RECORDS TO PROCESS below:

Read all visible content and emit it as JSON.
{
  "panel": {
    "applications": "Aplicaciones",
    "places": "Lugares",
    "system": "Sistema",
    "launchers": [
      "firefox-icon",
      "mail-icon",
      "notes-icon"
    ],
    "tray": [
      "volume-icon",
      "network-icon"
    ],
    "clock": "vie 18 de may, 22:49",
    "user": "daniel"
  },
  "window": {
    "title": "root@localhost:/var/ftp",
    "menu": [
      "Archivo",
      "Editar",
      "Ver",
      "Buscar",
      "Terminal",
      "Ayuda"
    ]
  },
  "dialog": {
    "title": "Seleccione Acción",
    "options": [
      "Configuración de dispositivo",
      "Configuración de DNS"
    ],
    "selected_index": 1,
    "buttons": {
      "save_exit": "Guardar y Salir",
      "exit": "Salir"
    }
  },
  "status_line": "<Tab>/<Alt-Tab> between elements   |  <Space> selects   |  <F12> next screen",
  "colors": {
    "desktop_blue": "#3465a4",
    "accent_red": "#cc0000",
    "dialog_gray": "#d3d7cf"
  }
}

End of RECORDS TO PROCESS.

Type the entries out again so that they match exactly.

ANSWER TO THIS TASK —
Read all visible content and emit it as JSON.
{
  "panel": {
    "applications": "Aplicaciones",
    "places": "Lugares",
    "system": "Sistema",
    "launchers": [
      "firefox-icon",
      "mail-icon",
      "notes-icon"
    ],
    "tray": [
      "volume-icon",
      "network-icon"
    ],
    "clock": "vie 18 de may, 22:49",
    "user": "daniel"
  },
  "window": {
    "title": "root@localhost:/var/ftp",
    "menu": [
      "Archivo",
      "Editar",
      "Ver",
      "Buscar",
      "Terminal",
      "Ayuda"
    ]
  },
  "dialog": {
    "title": "Seleccione Acción",
    "options": [
      "Configuración de dispositivo",
      "Configuración de DNS"
    ],
    "selected_index": 1,
    "buttons": {
      "save_exit": "Guardar y Salir",
      "exit": "Salir"
    }
  },
  "status_line": "<Tab>/<Alt-Tab> between elements   |  <Space> selects   |  <F12> next screen",
  "colors": {
    "desktop_blue": "#3465a4",
    "accent_red": "#cc0000",
    "dialog_gray": "#d3d7cf"
  }
}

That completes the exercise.